EXERCISE GOAL -
Give the entries below again, word for word, and leave out the images.

TASK MATERIAL -
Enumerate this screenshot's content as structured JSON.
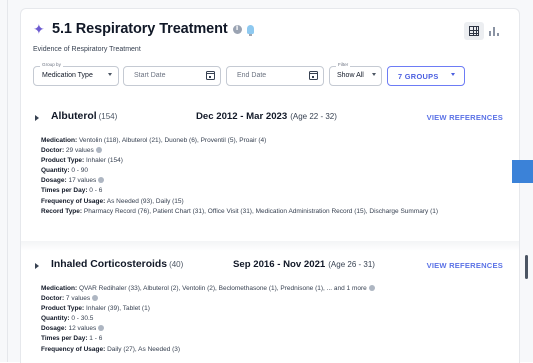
{
  "header": {
    "title": "5.1 Respiratory Treatment",
    "subtitle": "Evidence of Respiratory Treatment",
    "icons": [
      "sparkle-icon",
      "info-icon",
      "lightbulb-icon",
      "table-view-icon",
      "bar-chart-icon"
    ]
  },
  "filters": {
    "group_by_label": "Group by",
    "group_by_value": "Medication Type",
    "start_date_placeholder": "Start Date",
    "end_date_placeholder": "End Date",
    "filter_label": "Filter",
    "filter_value": "Show All",
    "groups_button": "7 GROUPS"
  },
  "sections": [
    {
      "name": "Albuterol",
      "count": "(154)",
      "range": "Dec 2012 - Mar 2023",
      "age": "(Age 22 - 32)",
      "view_refs": "VIEW REFERENCES",
      "rows": [
        {
          "label": "Medication:",
          "value": "Ventolin (118),  Albuterol (21),  Duoneb (6),  Proventil (5),  Proair (4)",
          "info": false
        },
        {
          "label": "Doctor:",
          "value": "29 values",
          "info": true
        },
        {
          "label": "Product Type:",
          "value": "Inhaler (154)",
          "info": false
        },
        {
          "label": "Quantity:",
          "value": "0 - 90",
          "info": false
        },
        {
          "label": "Dosage:",
          "value": "17 values",
          "info": true
        },
        {
          "label": "Times per Day:",
          "value": "0 - 6",
          "info": false
        },
        {
          "label": "Frequency of Usage:",
          "value": "As Needed (93),  Daily (15)",
          "info": false
        },
        {
          "label": "Record Type:",
          "value": "Pharmacy Record (76),  Patient Chart (31),  Office Visit (31),  Medication Administration Record (15),  Discharge Summary (1)",
          "info": false
        }
      ]
    },
    {
      "name": "Inhaled Corticosteroids",
      "count": "(40)",
      "range": "Sep 2016 - Nov 2021",
      "age": "(Age 26 - 31)",
      "view_refs": "VIEW REFERENCES",
      "rows": [
        {
          "label": "Medication:",
          "value": "QVAR Redihaler (33),  Albuterol (2),  Ventolin (2),  Beclomethasone (1),  Prednisone (1),  ... and 1 more",
          "info": true
        },
        {
          "label": "Doctor:",
          "value": "7 values",
          "info": true
        },
        {
          "label": "Product Type:",
          "value": "Inhaler (39),  Tablet (1)",
          "info": false
        },
        {
          "label": "Quantity:",
          "value": "0 - 30.5",
          "info": false
        },
        {
          "label": "Dosage:",
          "value": "12 values",
          "info": true
        },
        {
          "label": "Times per Day:",
          "value": "1 - 6",
          "info": false
        },
        {
          "label": "Frequency of Usage:",
          "value": "Daily (27),  As Needed (3)",
          "info": false
        }
      ]
    }
  ],
  "colors": {
    "accent": "#5b72e6",
    "sparkle": "#6d5bd0",
    "side_tab": "#3b82d8"
  }
}
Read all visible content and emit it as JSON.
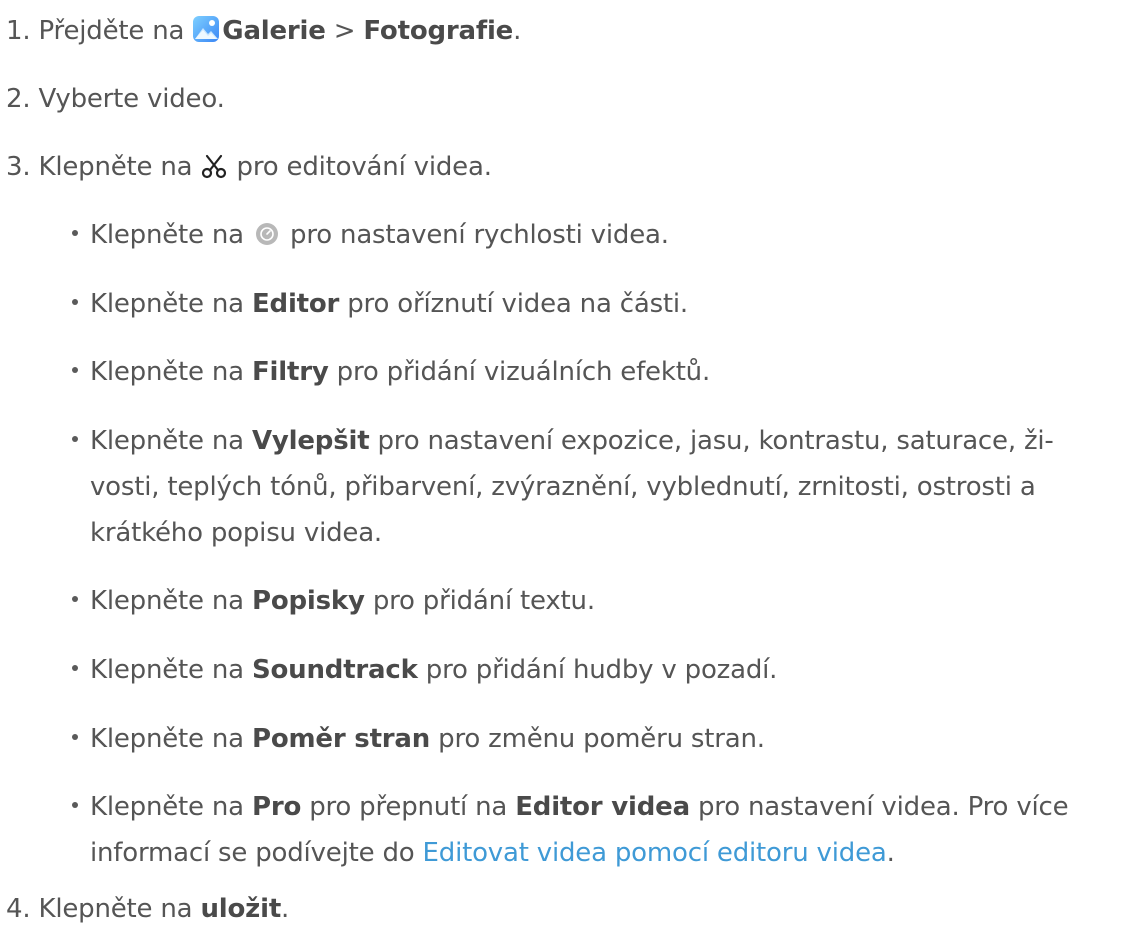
{
  "steps": [
    {
      "num": "1.",
      "pre": "Přejděte na ",
      "b1": "Galerie",
      "mid": " > ",
      "b2": "Fotografie",
      "post": "."
    },
    {
      "num": "2.",
      "text": "Vyberte video."
    },
    {
      "num": "3.",
      "pre": "Klepněte na ",
      "post": " pro editování videa."
    },
    {
      "num": "4.",
      "pre": "Klepněte na ",
      "b": "uložit",
      "post": "."
    }
  ],
  "bullets": [
    {
      "pre": "Klepněte na ",
      "post": " pro nastavení rychlosti videa."
    },
    {
      "pre": "Klepněte na ",
      "b": "Editor",
      "post": " pro oříznutí videa na části."
    },
    {
      "pre": "Klepněte na ",
      "b": "Filtry",
      "post": " pro přidání vizuálních efektů."
    },
    {
      "pre": "Klepněte na ",
      "b": "Vylepšit",
      "post": " pro nastavení expozice, jasu, kontrastu, saturace, ži-",
      "cont1": "vosti, teplých tónů, přibarvení, zvýraznění, vyblednutí, zrnitosti, ostrosti a",
      "cont2": "krátkého popisu videa."
    },
    {
      "pre": "Klepněte na ",
      "b": "Popisky",
      "post": " pro přidání textu."
    },
    {
      "pre": "Klepněte na ",
      "b": "Soundtrack",
      "post": " pro přidání hudby v pozadí."
    },
    {
      "pre": "Klepněte na ",
      "b": "Poměr stran",
      "post": " pro změnu poměru stran."
    },
    {
      "pre": "Klepněte na ",
      "b": "Pro",
      "mid": " pro přepnutí na ",
      "b2": "Editor videa",
      "post": " pro nastavení videa. Pro více",
      "cont1": "informací se podívejte do ",
      "link": "Editovat videa pomocí editoru videa",
      "cont1_post": "."
    }
  ],
  "icons": {
    "gallery": "gallery-app-icon",
    "edit": "scissors-icon",
    "speed": "speed-dial-icon"
  },
  "colors": {
    "text": "#555555",
    "link": "#3f9ad6"
  }
}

FINAL ANSWER -
Enumerate this screenshot's content as structured JSON.
{
  "header": {
    "title": "5.1 Respiratory Treatment",
    "subtitle": "Evidence of Respiratory Treatment",
    "icons": [
      "sparkle-icon",
      "info-icon",
      "lightbulb-icon",
      "table-view-icon",
      "bar-chart-icon"
    ]
  },
  "filters": {
    "group_by_label": "Group by",
    "group_by_value": "Medication Type",
    "start_date_placeholder": "Start Date",
    "end_date_placeholder": "End Date",
    "filter_label": "Filter",
    "filter_value": "Show All",
    "groups_button": "7 GROUPS"
  },
  "sections": [
    {
      "name": "Albuterol",
      "count": "(154)",
      "range": "Dec 2012 - Mar 2023",
      "age": "(Age 22 - 32)",
      "view_refs": "VIEW REFERENCES",
      "rows": [
        {
          "label": "Medication:",
          "value": "Ventolin (118),  Albuterol (21),  Duoneb (6),  Proventil (5),  Proair (4)",
          "info": false
        },
        {
          "label": "Doctor:",
          "value": "29 values",
          "info": true
        },
        {
          "label": "Product Type:",
          "value": "Inhaler (154)",
          "info": false
        },
        {
          "label": "Quantity:",
          "value": "0 - 90",
          "info": false
        },
        {
          "label": "Dosage:",
          "value": "17 values",
          "info": true
        },
        {
          "label": "Times per Day:",
          "value": "0 - 6",
          "info": false
        },
        {
          "label": "Frequency of Usage:",
          "value": "As Needed (93),  Daily (15)",
          "info": false
        },
        {
          "label": "Record Type:",
          "value": "Pharmacy Record (76),  Patient Chart (31),  Office Visit (31),  Medication Administration Record (15),  Discharge Summary (1)",
          "info": false
        }
      ]
    },
    {
      "name": "Inhaled Corticosteroids",
      "count": "(40)",
      "range": "Sep 2016 - Nov 2021",
      "age": "(Age 26 - 31)",
      "view_refs": "VIEW REFERENCES",
      "rows": [
        {
          "label": "Medication:",
          "value": "QVAR Redihaler (33),  Albuterol (2),  Ventolin (2),  Beclomethasone (1),  Prednisone (1),  ... and 1 more",
          "info": true
        },
        {
          "label": "Doctor:",
          "value": "7 values",
          "info": true
        },
        {
          "label": "Product Type:",
          "value": "Inhaler (39),  Tablet (1)",
          "info": false
        },
        {
          "label": "Quantity:",
          "value": "0 - 30.5",
          "info": false
        },
        {
          "label": "Dosage:",
          "value": "12 values",
          "info": true
        },
        {
          "label": "Times per Day:",
          "value": "1 - 6",
          "info": false
        },
        {
          "label": "Frequency of Usage:",
          "value": "Daily (27),  As Needed (3)",
          "info": false
        }
      ]
    }
  ],
  "colors": {
    "accent": "#5b72e6",
    "sparkle": "#6d5bd0",
    "side_tab": "#3b82d8"
  }
}
Read all visible content and emit it as JSON.
{
  "steps": [
    {
      "num": "1.",
      "pre": "Přejděte na ",
      "b1": "Galerie",
      "mid": " > ",
      "b2": "Fotografie",
      "post": "."
    },
    {
      "num": "2.",
      "text": "Vyberte video."
    },
    {
      "num": "3.",
      "pre": "Klepněte na ",
      "post": " pro editování videa."
    },
    {
      "num": "4.",
      "pre": "Klepněte na ",
      "b": "uložit",
      "post": "."
    }
  ],
  "bullets": [
    {
      "pre": "Klepněte na ",
      "post": " pro nastavení rychlosti videa."
    },
    {
      "pre": "Klepněte na ",
      "b": "Editor",
      "post": " pro oříznutí videa na části."
    },
    {
      "pre": "Klepněte na ",
      "b": "Filtry",
      "post": " pro přidání vizuálních efektů."
    },
    {
      "pre": "Klepněte na ",
      "b": "Vylepšit",
      "post": " pro nastavení expozice, jasu, kontrastu, saturace, ži-",
      "cont1": "vosti, teplých tónů, přibarvení, zvýraznění, vyblednutí, zrnitosti, ostrosti a",
      "cont2": "krátkého popisu videa."
    },
    {
      "pre": "Klepněte na ",
      "b": "Popisky",
      "post": " pro přidání textu."
    },
    {
      "pre": "Klepněte na ",
      "b": "Soundtrack",
      "post": " pro přidání hudby v pozadí."
    },
    {
      "pre": "Klepněte na ",
      "b": "Poměr stran",
      "post": " pro změnu poměru stran."
    },
    {
      "pre": "Klepněte na ",
      "b": "Pro",
      "mid": " pro přepnutí na ",
      "b2": "Editor videa",
      "post": " pro nastavení videa. Pro více",
      "cont1": "informací se podívejte do ",
      "link": "Editovat videa pomocí editoru videa",
      "cont1_post": "."
    }
  ],
  "icons": {
    "gallery": "gallery-app-icon",
    "edit": "scissors-icon",
    "speed": "speed-dial-icon"
  },
  "colors": {
    "text": "#555555",
    "link": "#3f9ad6"
  }
}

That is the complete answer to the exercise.